These numbers in theory sound great. Who wouldn’t want millions of posts with hate speech removed? Who would be opposed to remove dangerous terrorists off the platform?

However, this is deception and manipulation. This is Facebook PR telling you that only Facebook can solve problems of content moderation because of its scale (without realizing that the scale is what caused these problems).

What never gets answered in these press releases is what reach these posts had before they were taken down. You may have heard of Facebook removing the Plandemic propaganda, but what you may not have heard about is that it only happened after the video was viewed millions of times. In other words, the damage was already done.

Facebook wants you to know that it took down millions of posts spreading coronavirus misinformation. But what it won’t tell you is how many people saw those posts, and how many people believed them enough to share them. Facebook won’t tell you how many people were harmed in real life due to its inaction.

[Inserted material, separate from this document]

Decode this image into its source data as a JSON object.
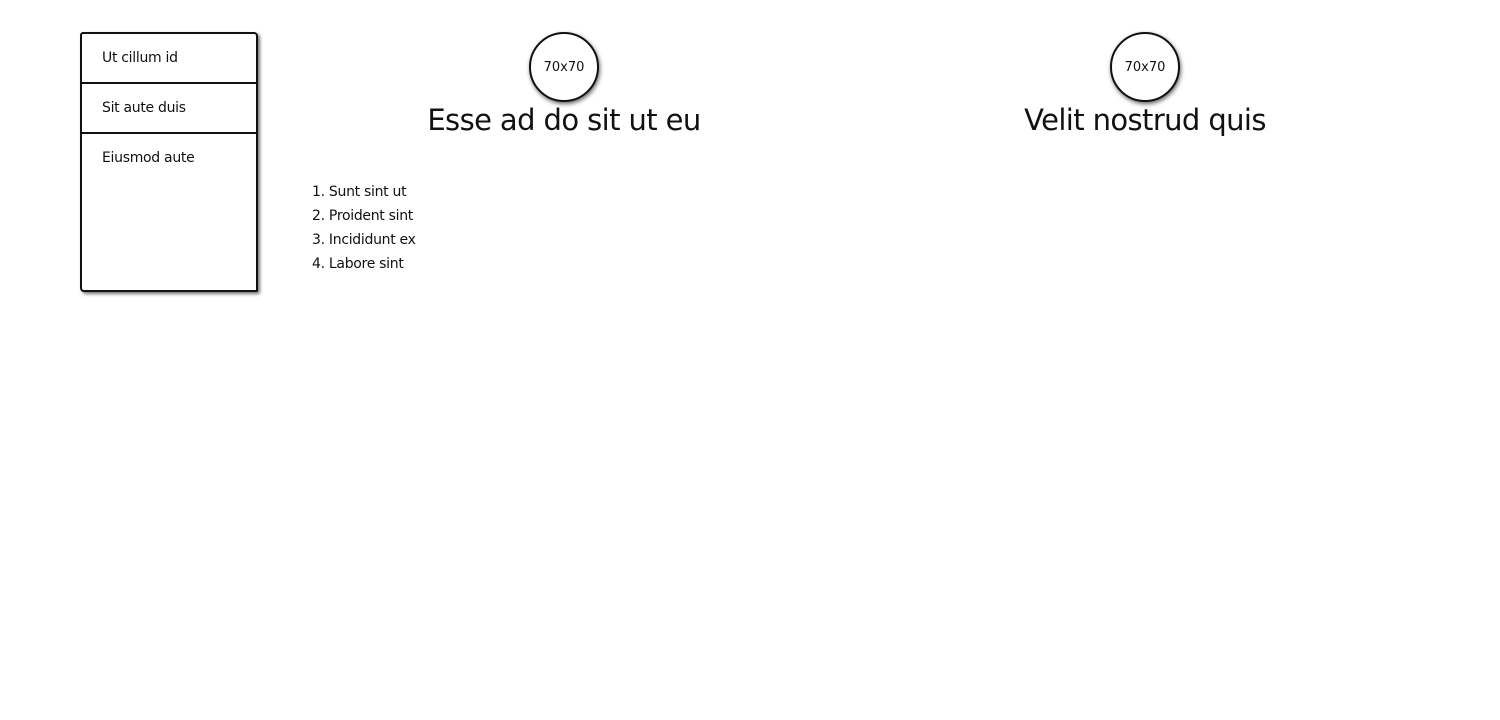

Facebook wants you to know that it removed hundreds of white nationalist terrorists from its platform. But it won’t tell you how many other people were already manipulated by those accounts. It won’t tell you what their “reach” was. It won’t tell you how many other people were brainwashed into taking arms before they were banned.

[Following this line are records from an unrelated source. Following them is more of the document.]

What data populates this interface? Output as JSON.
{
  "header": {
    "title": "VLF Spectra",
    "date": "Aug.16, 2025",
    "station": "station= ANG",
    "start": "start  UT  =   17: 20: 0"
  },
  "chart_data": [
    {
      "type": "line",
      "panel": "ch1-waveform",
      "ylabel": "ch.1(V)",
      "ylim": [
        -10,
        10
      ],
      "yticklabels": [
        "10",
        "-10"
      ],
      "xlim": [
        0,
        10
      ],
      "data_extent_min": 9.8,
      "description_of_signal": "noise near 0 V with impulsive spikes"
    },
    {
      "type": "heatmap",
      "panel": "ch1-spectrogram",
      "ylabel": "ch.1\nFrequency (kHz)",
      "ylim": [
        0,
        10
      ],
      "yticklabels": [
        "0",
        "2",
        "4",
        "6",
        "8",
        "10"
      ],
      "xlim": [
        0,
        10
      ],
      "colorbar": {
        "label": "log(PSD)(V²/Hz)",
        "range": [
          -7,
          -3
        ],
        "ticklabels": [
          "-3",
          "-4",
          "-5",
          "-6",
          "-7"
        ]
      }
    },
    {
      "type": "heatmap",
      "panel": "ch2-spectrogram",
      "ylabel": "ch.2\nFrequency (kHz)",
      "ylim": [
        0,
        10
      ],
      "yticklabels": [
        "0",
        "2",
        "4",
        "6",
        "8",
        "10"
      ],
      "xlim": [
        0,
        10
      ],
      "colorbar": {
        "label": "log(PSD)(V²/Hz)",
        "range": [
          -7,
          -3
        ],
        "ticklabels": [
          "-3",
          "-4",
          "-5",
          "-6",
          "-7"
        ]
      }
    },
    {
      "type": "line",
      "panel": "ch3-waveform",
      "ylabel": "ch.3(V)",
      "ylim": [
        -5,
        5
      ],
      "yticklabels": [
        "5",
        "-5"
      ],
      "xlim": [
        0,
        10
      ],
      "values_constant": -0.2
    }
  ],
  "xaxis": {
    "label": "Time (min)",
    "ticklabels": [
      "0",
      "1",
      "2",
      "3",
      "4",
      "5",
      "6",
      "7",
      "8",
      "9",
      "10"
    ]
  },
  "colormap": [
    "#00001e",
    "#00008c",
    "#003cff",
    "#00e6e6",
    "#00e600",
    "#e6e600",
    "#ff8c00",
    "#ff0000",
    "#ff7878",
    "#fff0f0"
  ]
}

The other thing Facebook refuses to do is correct the record after taking punitive action against its users. If you see a false coronavirus post that Facebook later deletes, you won’t see a correction to the earlier post. The net effect of that is that the platform lets misinformation spread faster than it ever could, eventually takes it down (sometimes), but never corrects it. The damage is done! 1 2

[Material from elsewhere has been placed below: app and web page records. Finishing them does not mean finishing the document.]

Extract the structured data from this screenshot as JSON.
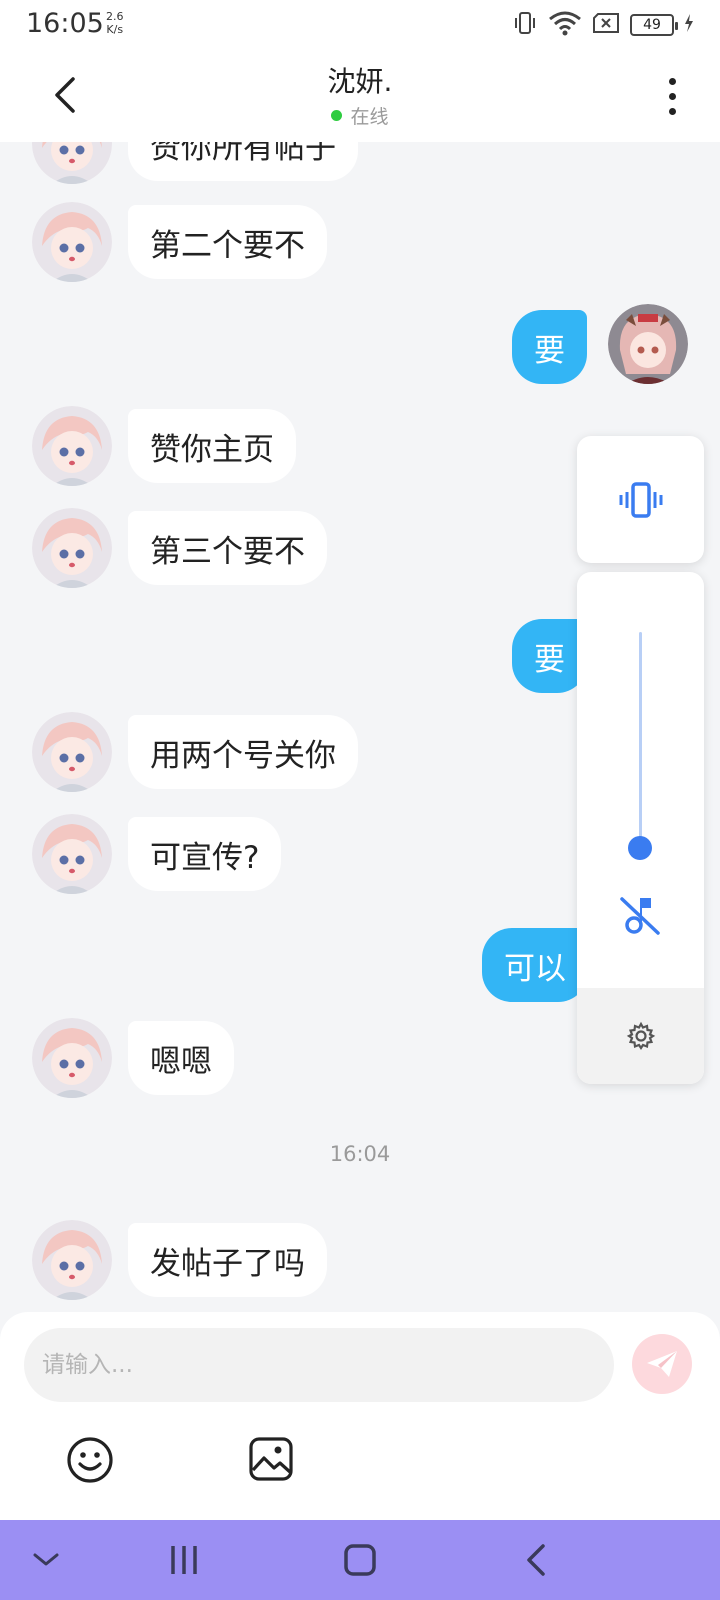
{
  "status_bar": {
    "time": "16:05",
    "net_speed_value": "2.6",
    "net_speed_unit": "K/s",
    "battery": "49",
    "icons": [
      "vibrate-icon",
      "wifi-icon",
      "no-sim-icon",
      "battery-icon",
      "charging-icon"
    ]
  },
  "header": {
    "title": "沈妍.",
    "status": "在线",
    "status_color": "#2ecc40"
  },
  "messages": [
    {
      "side": "in",
      "text": "赞你所有帖子"
    },
    {
      "side": "in",
      "text": "第二个要不"
    },
    {
      "side": "out",
      "text": "要"
    },
    {
      "side": "in",
      "text": "赞你主页"
    },
    {
      "side": "in",
      "text": "第三个要不"
    },
    {
      "side": "out",
      "text": "要"
    },
    {
      "side": "in",
      "text": "用两个号关你"
    },
    {
      "side": "in",
      "text": "可宣传?"
    },
    {
      "side": "out",
      "text": "可以"
    },
    {
      "side": "in",
      "text": "嗯嗯"
    },
    {
      "side": "in",
      "text": "发帖子了吗"
    }
  ],
  "timestamp": "16:04",
  "volume_panel": {
    "level": 0.1,
    "icons": [
      "vibrate-mode-icon",
      "media-muted-icon",
      "settings-icon"
    ],
    "accent": "#3a7cf0"
  },
  "composer": {
    "placeholder": "请输入...",
    "send_color": "#fdd9dd",
    "icons": [
      "emoji-icon",
      "image-icon",
      "send-icon"
    ]
  },
  "colors": {
    "outgoing_bubble": "#33b5f5",
    "incoming_bubble": "#ffffff",
    "nav_bar": "#9b8ff3",
    "chat_background": "#f4f5f7"
  },
  "nav_bar": {
    "icons": [
      "hide-keyboard-icon",
      "recents-icon",
      "home-icon",
      "back-icon"
    ]
  }
}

So what’s the solution? Facebook will have you believe that its elusive AI-based content moderation will solve the problem of policing the platform. The fact of the matter is that no algorithm is going to work. Even with a 99% accuracy rate ― which may never happen ― we’re talking about millions of dangerous users and posts being left up for hours, or days, or forever.

No content moderation system is going to be perfect. Humans won’t be perfect, AI won’t be perfect. Short of shutting it down entirely ― which can be a net positive for humanity ― what may work is to limit the reach of any content, especially dangerous content across its network.

Facebook’s scale is the problem. It’s much easier for a teacher to manage a classroom of a dozen rowdy kids than a lecture hall of a thousand kids. Facebook has far too much power over far too much of the world’s population, and a solid re-thinking of the anti-trust framework may break that hold.

1: Facebook will show fact check notices next to some content, the fact check policies themselves are influenced by the company’s business interests.

2: Facebook must send notifications to users that have engaged in any form with misinformation and disinformation correcting the record.